# Brief
Scan the listing below. Copy each line that contains "title".

# Supplied records

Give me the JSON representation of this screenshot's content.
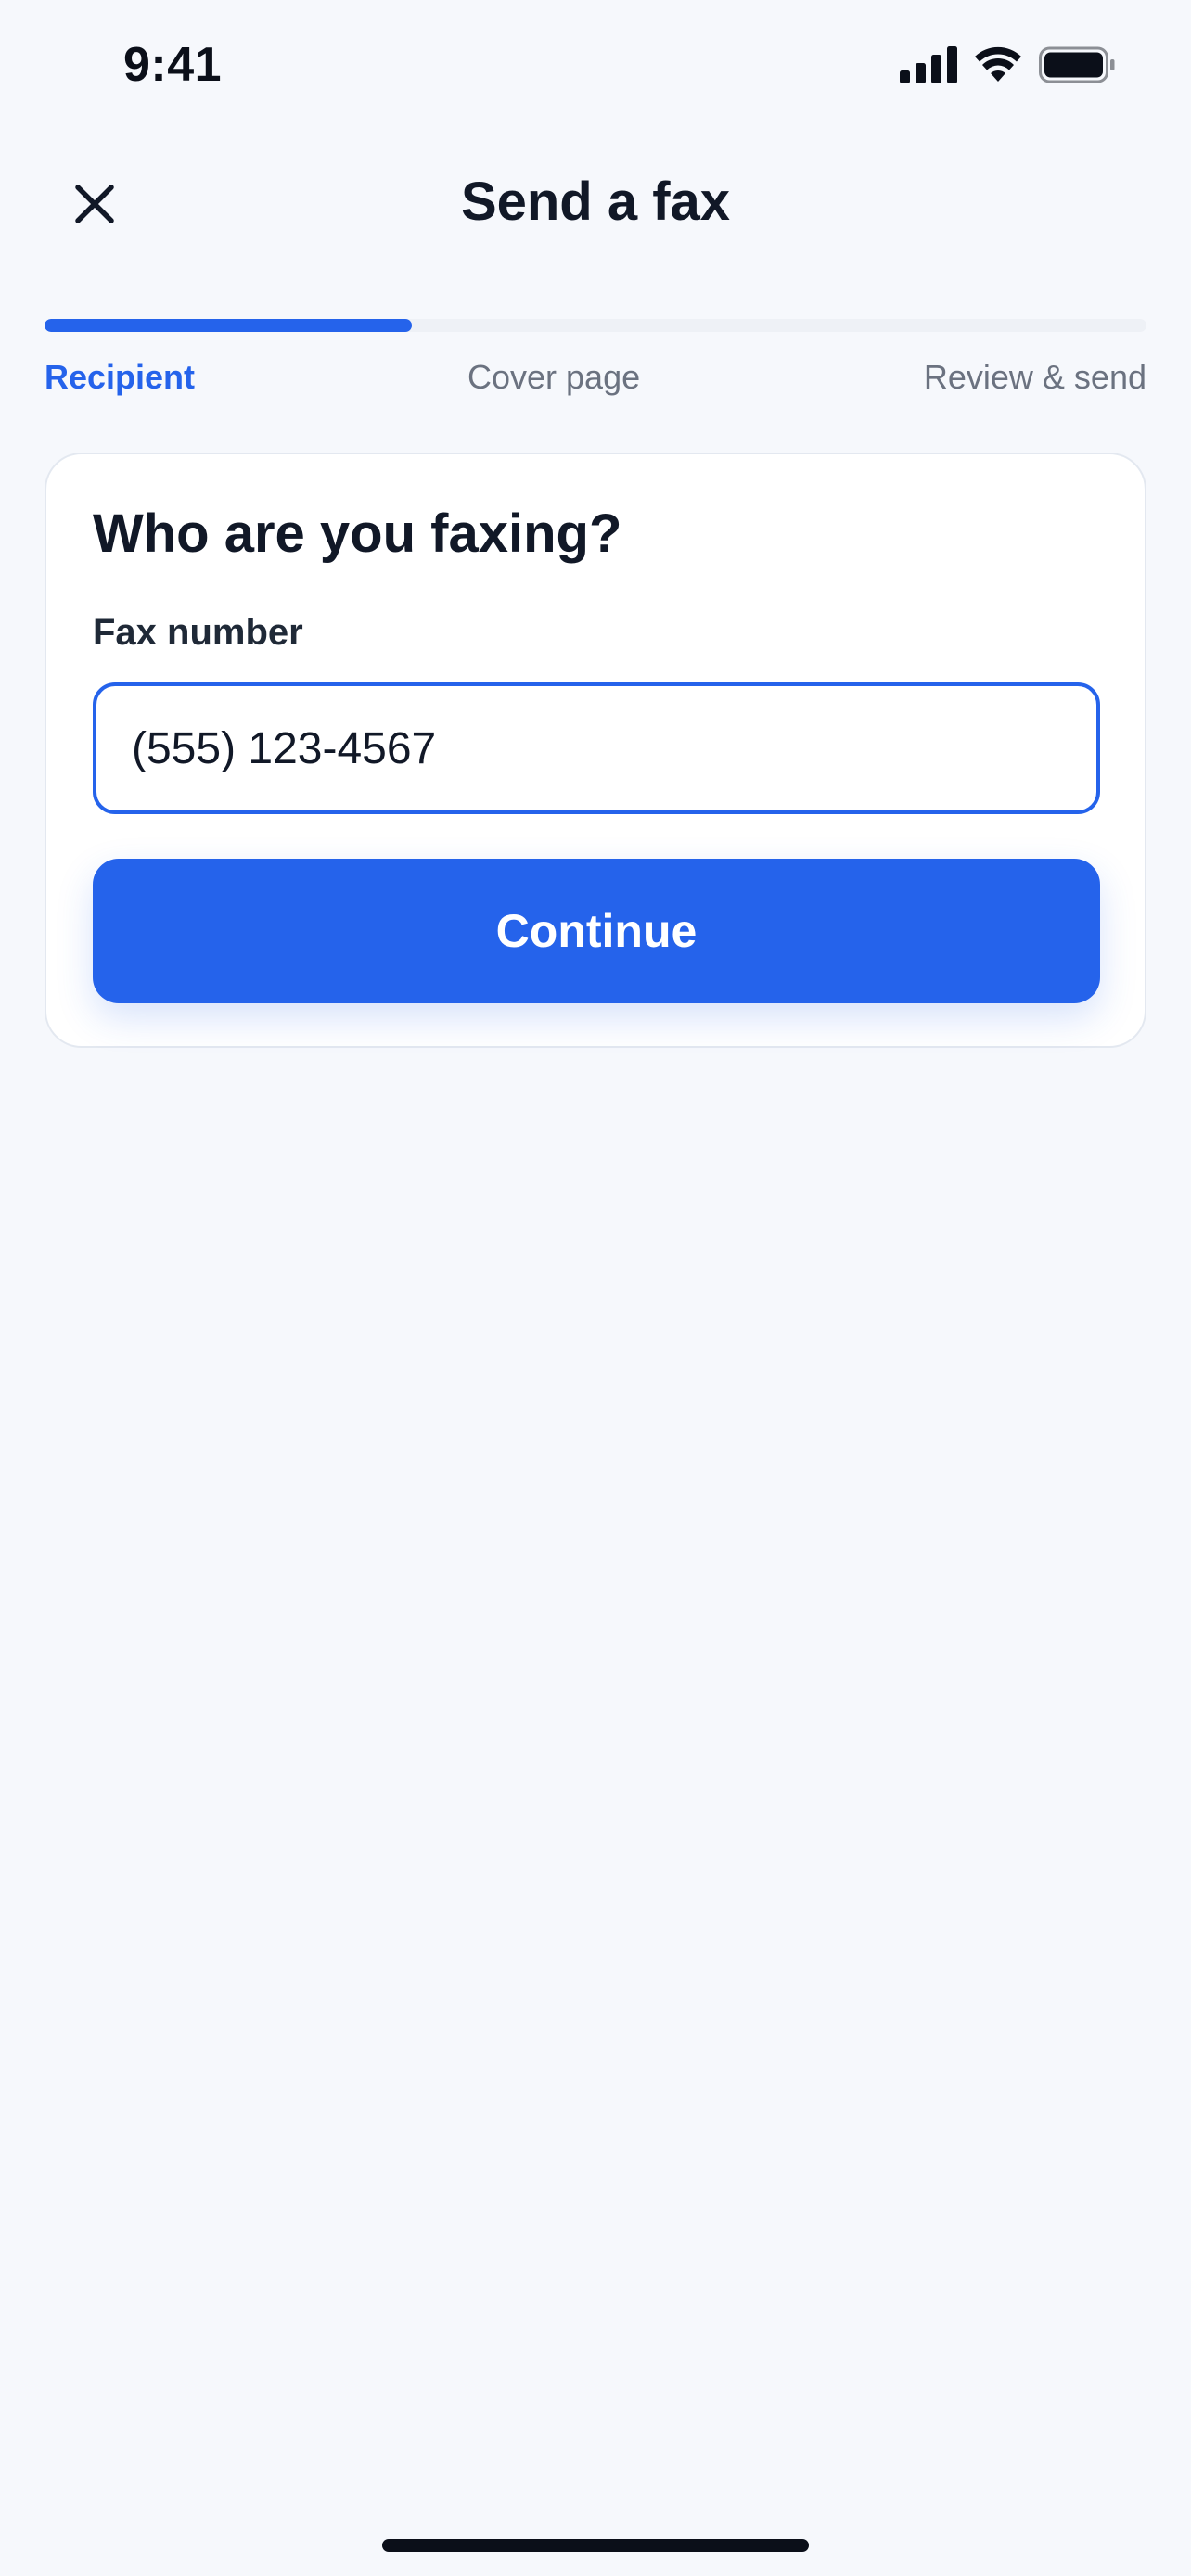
{
  "status_bar": {
    "time": "9:41",
    "icons": [
      "cellular-signal-icon",
      "wifi-icon",
      "battery-icon"
    ]
  },
  "header": {
    "title": "Send a fax",
    "close_icon": "close-icon"
  },
  "progress": {
    "current_step": 1,
    "total_steps": 3,
    "fraction": 0.333,
    "steps": [
      {
        "label": "Recipient",
        "active": true
      },
      {
        "label": "Cover page",
        "active": false
      },
      {
        "label": "Review & send",
        "active": false
      }
    ]
  },
  "card": {
    "title": "Who are you faxing?",
    "fax_field": {
      "label": "Fax number",
      "value": "(555) 123-4567"
    },
    "continue_label": "Continue"
  },
  "colors": {
    "accent": "#2563EB",
    "background": "#F6F8FC",
    "card": "#FFFFFF",
    "text": "#111827",
    "muted": "#6B7280"
  }
}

# Expected answer
    "title": "Send a fax",
    "title": "Who are you faxing?",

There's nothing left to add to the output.